In the records below, some lines contain "ОбщийМодуль"; state the number of such lines and nothing else.

▸ **App and web page records**
= Beginning of Section =

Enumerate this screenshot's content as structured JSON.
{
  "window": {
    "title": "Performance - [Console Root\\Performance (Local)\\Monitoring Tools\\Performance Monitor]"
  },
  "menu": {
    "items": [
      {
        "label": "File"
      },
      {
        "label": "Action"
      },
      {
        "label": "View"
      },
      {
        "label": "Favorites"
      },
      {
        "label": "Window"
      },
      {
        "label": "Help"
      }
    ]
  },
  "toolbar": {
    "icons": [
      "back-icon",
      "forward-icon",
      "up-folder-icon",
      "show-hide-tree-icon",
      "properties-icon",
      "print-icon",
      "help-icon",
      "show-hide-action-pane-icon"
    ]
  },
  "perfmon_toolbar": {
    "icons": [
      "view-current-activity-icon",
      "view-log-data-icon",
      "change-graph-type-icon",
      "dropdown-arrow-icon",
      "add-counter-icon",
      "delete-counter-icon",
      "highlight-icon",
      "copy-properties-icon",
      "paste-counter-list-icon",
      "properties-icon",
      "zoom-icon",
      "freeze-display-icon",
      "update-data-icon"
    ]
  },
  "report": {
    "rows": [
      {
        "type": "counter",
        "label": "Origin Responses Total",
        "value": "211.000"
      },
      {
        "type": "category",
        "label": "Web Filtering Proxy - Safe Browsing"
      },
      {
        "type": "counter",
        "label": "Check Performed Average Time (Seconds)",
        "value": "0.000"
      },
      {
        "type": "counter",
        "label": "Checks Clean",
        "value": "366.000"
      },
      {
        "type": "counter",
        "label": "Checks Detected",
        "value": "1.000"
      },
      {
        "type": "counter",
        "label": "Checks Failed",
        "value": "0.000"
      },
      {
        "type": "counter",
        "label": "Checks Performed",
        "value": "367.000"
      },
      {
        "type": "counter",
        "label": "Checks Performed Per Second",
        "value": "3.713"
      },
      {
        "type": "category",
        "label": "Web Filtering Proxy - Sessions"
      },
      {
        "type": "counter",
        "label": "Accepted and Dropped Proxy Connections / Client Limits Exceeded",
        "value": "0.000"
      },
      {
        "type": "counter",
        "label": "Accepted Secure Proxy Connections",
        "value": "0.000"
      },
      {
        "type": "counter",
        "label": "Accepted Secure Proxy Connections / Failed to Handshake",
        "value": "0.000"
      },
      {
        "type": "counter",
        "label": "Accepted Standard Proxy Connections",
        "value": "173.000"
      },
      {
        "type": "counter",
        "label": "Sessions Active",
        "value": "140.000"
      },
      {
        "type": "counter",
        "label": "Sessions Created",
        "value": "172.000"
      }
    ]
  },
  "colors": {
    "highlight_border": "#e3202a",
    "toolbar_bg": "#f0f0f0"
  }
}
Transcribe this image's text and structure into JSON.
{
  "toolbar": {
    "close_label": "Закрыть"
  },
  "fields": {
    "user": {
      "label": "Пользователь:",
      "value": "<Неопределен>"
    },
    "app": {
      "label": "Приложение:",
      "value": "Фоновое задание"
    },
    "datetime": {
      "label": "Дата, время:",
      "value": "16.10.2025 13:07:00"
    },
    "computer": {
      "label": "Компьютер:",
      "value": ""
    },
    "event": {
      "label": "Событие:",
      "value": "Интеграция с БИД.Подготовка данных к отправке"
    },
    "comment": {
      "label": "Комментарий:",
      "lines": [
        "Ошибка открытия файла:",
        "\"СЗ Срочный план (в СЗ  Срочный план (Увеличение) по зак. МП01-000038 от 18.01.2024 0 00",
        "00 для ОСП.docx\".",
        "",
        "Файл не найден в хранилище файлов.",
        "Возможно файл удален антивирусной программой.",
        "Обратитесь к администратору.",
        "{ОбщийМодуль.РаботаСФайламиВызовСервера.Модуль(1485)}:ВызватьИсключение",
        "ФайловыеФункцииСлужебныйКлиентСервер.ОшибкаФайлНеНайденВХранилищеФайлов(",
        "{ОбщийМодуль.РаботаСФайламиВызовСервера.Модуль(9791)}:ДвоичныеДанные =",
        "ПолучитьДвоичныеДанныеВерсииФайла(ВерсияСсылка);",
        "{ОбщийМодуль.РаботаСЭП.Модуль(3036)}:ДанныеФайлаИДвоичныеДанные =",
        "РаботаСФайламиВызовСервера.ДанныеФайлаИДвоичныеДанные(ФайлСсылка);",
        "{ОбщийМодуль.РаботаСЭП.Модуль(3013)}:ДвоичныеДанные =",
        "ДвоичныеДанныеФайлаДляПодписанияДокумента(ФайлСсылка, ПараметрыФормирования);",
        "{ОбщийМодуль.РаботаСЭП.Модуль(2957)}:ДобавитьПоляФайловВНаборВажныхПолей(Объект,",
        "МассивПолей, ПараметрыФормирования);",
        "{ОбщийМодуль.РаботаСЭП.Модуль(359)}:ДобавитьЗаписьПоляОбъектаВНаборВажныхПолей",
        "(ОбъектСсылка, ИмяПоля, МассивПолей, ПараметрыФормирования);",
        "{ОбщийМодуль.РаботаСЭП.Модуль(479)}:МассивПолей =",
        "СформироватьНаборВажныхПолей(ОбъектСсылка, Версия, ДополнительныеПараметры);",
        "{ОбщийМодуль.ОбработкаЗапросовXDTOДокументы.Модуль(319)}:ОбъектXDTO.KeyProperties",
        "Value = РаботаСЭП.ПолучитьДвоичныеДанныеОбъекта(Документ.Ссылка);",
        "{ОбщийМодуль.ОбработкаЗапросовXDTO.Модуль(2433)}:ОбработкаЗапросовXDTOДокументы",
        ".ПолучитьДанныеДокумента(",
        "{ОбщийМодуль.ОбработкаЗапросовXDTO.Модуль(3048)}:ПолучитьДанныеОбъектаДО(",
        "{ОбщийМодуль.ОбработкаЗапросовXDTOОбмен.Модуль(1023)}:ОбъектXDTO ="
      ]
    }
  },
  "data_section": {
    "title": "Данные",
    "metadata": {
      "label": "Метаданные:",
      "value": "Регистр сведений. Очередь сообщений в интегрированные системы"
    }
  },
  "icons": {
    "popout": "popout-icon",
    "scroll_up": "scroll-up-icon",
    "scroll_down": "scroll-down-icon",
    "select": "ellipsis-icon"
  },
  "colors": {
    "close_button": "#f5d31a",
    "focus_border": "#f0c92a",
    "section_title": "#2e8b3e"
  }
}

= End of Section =

▸ **Solution**
11